Pradeep blogged this, today.
I need to amplify it because it provides a nice example of at least six useful and important patterns all in one post. This is why I believe Pradeep is one of the leading Indian testers.
Practical advice: “Ask for testability”
His story is all about asking for testability and all the good things that can come from that. It’s rare to see a good example present so vividly. I wanted more details, but the details he gave were enough to carry the point and fire the imagination.
Practical advice: “Try video test scripting”
I have never heard of using videos for scripted testing. Why didn’t I think of that?
Testing as a social process
Notice how many people Pradeep mentions in his post. Notice the conversations, the web of relationships. This aspect of testing is profoundly important, and it’s one that I find Pradeep to excel in. It’s kind of like x-ray vision– the ability to see past the objects of the project to the true bones of it, which is how people think of each other, communicate with, and influence each other. Pradeep’s story is a little bit technical, but it’s mostly social, as I read it.
Pradeep’s post is an example of an experience report. Not many of them around. It’s like sighting a rare orchid. He published it with the support of his client, otherwise we’d never have seen it. That’s why there can never be an accurate or profound history written about the craft of testing: almost everything is kept secret. The same dynamic helps preserve bad practice in testing, because that bad practice thrives in the darkness just as roaches do.
Sapient tester blogging
I have referred in the past to a phenomenon I call “sapient tester blogs.” These are introspective, self-critical, exploratory essays written by testers who see testing as a complex cognitive activity and seek to expand and develop their thinking. It’s particularly exciting to see that happening in India, which brings me to the final point…
Leadership in Indian testing
There’s not a lot of good leadership in Indian testing. Someday there will be. It’s beginning to happen. Pradeep’s post is an example of what that looks like.

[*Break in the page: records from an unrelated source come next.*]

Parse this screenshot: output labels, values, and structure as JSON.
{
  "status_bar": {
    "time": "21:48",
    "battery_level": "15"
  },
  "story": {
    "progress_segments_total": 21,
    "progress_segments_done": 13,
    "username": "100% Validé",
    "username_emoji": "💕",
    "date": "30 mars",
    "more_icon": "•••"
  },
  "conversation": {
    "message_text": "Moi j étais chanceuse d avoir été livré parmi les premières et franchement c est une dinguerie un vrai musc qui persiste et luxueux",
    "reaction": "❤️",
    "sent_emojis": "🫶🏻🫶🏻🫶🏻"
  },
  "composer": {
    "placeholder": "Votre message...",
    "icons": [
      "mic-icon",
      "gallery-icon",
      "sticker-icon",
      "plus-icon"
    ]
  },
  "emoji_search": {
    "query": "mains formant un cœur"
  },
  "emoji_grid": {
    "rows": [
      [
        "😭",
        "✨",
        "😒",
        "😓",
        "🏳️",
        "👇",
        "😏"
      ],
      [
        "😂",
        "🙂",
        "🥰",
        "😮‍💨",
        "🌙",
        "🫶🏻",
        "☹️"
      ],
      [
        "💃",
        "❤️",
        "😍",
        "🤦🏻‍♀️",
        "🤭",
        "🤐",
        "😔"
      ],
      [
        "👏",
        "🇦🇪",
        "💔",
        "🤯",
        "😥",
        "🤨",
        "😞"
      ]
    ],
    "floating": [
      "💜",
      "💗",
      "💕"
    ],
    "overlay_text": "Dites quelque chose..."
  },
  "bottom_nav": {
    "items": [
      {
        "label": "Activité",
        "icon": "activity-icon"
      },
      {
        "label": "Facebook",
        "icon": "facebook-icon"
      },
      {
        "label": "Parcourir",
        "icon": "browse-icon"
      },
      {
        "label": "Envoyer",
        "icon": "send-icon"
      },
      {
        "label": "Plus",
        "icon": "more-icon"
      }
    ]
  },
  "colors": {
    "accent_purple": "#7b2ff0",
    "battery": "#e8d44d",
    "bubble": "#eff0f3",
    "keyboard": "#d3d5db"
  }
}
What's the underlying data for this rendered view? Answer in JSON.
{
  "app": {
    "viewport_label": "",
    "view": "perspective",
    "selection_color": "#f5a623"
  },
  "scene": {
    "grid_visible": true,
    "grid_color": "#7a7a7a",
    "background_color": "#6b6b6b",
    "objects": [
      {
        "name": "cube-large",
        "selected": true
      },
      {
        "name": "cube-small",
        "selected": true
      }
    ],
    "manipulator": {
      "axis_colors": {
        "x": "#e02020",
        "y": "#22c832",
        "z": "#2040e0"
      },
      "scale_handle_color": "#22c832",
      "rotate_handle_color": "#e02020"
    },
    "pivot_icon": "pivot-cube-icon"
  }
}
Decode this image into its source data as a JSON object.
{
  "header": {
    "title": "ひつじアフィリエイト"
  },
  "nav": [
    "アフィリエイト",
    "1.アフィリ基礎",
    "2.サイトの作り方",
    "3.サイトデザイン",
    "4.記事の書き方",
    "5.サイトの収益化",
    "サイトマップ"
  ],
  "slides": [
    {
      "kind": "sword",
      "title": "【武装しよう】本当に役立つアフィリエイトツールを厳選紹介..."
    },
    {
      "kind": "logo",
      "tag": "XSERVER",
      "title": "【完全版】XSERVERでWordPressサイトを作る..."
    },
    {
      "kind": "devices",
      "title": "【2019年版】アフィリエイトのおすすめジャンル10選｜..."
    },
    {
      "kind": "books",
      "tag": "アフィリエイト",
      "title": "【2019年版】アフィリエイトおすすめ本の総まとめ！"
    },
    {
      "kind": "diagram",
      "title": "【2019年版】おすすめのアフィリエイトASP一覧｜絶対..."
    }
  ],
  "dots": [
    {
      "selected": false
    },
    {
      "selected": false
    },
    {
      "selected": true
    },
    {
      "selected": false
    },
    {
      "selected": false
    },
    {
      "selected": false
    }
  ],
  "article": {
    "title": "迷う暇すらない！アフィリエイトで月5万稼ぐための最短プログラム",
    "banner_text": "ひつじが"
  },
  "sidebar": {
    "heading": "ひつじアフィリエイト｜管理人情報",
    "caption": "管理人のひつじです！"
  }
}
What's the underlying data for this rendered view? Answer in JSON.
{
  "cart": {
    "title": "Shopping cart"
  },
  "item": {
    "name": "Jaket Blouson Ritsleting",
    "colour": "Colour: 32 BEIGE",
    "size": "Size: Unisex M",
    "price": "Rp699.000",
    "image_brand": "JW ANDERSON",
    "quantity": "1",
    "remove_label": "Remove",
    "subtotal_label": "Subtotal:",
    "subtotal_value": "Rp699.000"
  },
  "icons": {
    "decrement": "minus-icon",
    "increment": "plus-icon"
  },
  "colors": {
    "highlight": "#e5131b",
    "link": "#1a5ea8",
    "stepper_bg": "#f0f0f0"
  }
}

There must be more than a hundred thousand testers in India. (I wonder if some agency keeps statistics on that?) I would expect to see at least a hundred great tester blogs from India, not six!